§ **Problem requirements**:
Whenever the word "heart" shows up in a line of the data, copy that line.

Entries from a dataset of interfaces
-- -- --
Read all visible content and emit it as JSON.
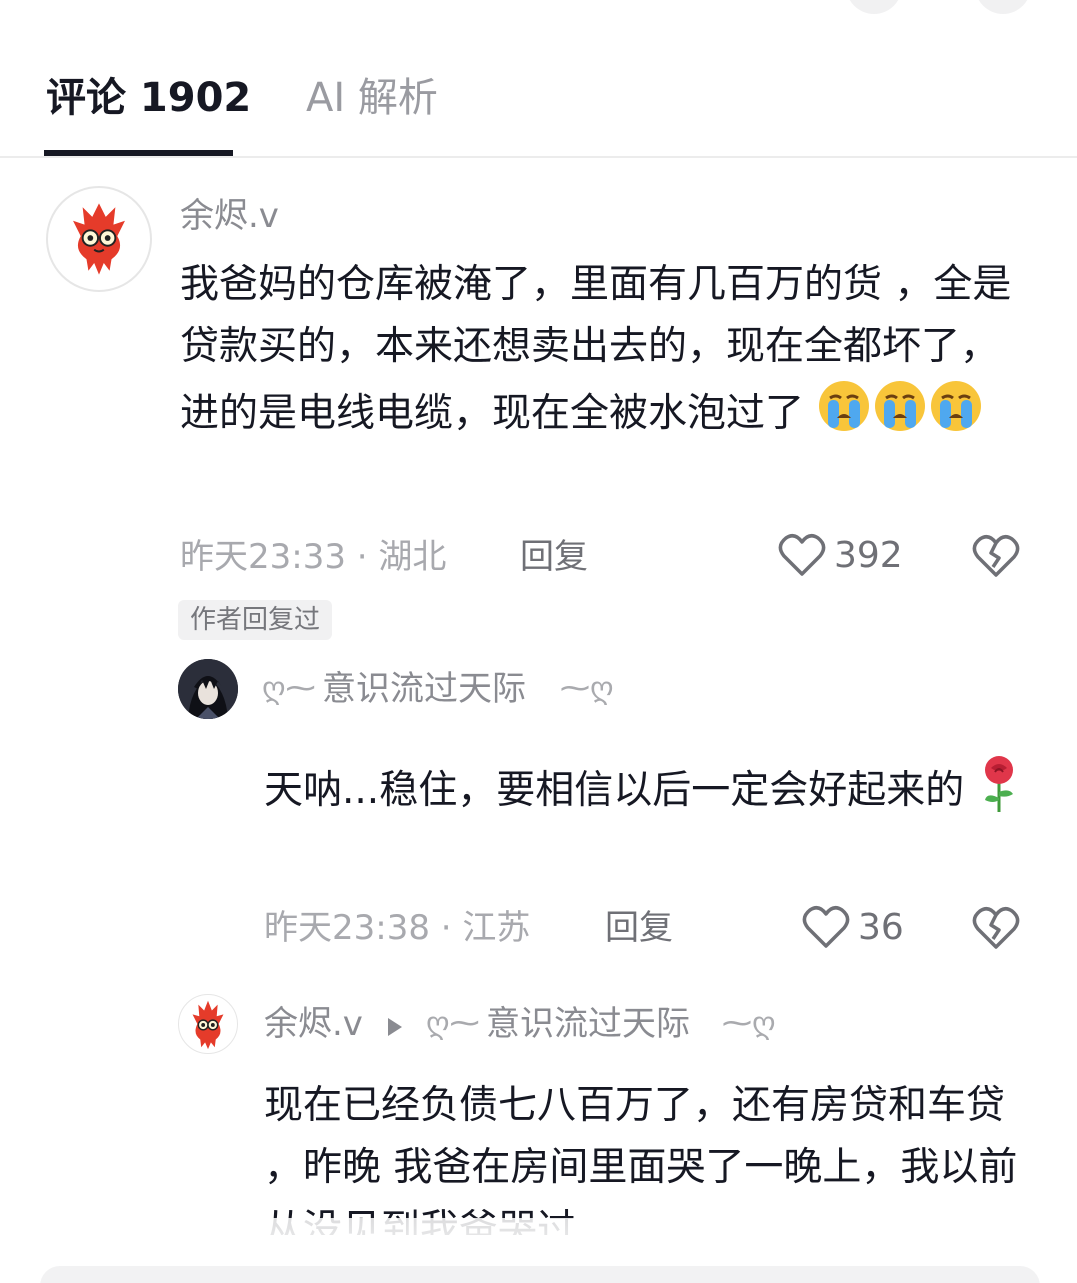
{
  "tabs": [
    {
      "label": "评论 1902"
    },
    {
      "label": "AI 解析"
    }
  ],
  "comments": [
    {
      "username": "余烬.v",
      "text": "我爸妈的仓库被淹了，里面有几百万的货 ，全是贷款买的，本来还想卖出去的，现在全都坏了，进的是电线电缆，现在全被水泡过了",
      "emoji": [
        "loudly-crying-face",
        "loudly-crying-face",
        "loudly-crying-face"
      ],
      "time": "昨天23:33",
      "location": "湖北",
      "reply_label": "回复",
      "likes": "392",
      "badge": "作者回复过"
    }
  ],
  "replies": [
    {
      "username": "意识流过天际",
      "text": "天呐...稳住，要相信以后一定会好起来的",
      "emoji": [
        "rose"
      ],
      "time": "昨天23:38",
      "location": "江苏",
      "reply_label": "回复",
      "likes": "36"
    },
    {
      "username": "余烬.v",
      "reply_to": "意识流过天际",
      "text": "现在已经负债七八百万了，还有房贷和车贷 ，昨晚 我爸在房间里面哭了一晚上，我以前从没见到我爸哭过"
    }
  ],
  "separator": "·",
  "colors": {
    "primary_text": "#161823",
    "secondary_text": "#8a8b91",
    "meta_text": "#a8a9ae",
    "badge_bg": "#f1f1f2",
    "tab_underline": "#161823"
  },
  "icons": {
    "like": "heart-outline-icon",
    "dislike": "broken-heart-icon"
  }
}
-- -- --
§ **Output below**:
    "like": "heart-outline-icon",
    "dislike": "broken-heart-icon"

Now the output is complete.